The family of a nine-year-old girl diagnosed with an inoperable brain tumour five years after her mother and baby sister died said a new medical trial in Mexico has given them "hope".
Paula Newman said their lives were "shattered into a million pieces" when they found out her niece Lucy Moroney, from Wirral, had a malignant tumour.
She said Alder Hey Children's Hospital told the family it was terminal.
They are aiming to raise £300,000 to fund the "promising" trial, she said.
Lucy, from Heswall, was diagnosed with Grade 4 Diffuse Intrinsic Pontine Glioma (DIPG) and the hospital could only offer her palliative care, Ms Newman said.
She said she was told by doctors Lucy had "approximately nine months [to live] if she underwent radiotherapy... if she didn't it could be as little as three months".
The family has set up a fundraising page to fund "alternative treatments" not offered on the NHS which may prolong or save her life abroad.
They say an intra-arterial chemotherapy treatment in Monterrey, Mexico, "looks promising".
The mother of seven-year-old Luke Stewart, from Tranent, East Lothian, Scotland, who has DIPG and is currently having the treatment said it was helping to improve the quality of his life.
Lucy's father Joe Moroney said despite the "grim diagnosis" he was determined to "do everything to save her".
He said the family, inspired by his daughter who was "always smiling", was "going to cling to every bit of hope... to find a cure".
Lucy's mother Nicola died at 33 from a sudden cardiac arrest due to an undiagnosed heart condition in 2012, Mr Moroney said.
She was 24 weeks pregnant at the time. Her baby, Ruby, was born by Caesarean section and lived for 14 hours.
Mr Moroney said: "I couldn't fight for Nicola so I am going to fight as hard as I can for Lucy."
Her parents promised one day they would take her swimming with dolphins so Mr Moroney said he was determined to fulfil her dream before his daughter's condition deteriorated.
Diffuse Intrinsic Pontine Glioma
• A type of high grade brain tumour which tends to grow quickly and is more likely to spread to other parts of the brain or spinal cord.
• DIPGs originate in an area of the brain, and more specifically the brainstem, called the pons.
• The pons is an area deep within the lower part of the brain responsible for a number of critical bodily functions, such as breathing, sleeping and blood pressure.

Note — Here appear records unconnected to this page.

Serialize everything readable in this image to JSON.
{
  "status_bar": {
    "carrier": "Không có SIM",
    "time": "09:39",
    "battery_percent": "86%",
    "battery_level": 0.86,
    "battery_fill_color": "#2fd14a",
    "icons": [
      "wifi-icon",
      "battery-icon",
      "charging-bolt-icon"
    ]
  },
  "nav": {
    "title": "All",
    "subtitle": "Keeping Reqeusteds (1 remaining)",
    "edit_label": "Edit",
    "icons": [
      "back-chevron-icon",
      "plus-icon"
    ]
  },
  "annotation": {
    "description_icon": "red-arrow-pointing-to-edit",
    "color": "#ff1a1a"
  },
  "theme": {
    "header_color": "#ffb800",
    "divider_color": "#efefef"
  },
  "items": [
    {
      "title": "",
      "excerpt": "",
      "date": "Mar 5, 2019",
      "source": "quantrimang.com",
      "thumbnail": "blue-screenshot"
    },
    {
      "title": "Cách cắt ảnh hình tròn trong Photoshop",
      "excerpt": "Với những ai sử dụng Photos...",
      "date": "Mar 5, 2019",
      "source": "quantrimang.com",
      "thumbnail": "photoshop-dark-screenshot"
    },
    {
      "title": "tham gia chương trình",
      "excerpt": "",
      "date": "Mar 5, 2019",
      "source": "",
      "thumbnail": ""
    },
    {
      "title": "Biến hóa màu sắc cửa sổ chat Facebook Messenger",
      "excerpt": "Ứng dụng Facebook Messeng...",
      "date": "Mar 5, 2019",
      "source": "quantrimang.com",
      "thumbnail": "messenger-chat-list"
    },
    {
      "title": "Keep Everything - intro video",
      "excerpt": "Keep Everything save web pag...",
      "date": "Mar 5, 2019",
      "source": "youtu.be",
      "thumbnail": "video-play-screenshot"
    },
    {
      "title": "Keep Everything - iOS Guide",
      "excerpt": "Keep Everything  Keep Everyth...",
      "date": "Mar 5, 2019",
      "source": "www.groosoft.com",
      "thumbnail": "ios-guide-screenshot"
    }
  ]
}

• A child with a DIPG may display abnormal alignment of the eyes or/and double vision, weakness of facial muscles or facial asymmetry, arm and leg weakness, unstable balance and co-ordination or difficulties walking and speaking.
Source: Brain Tumour Charity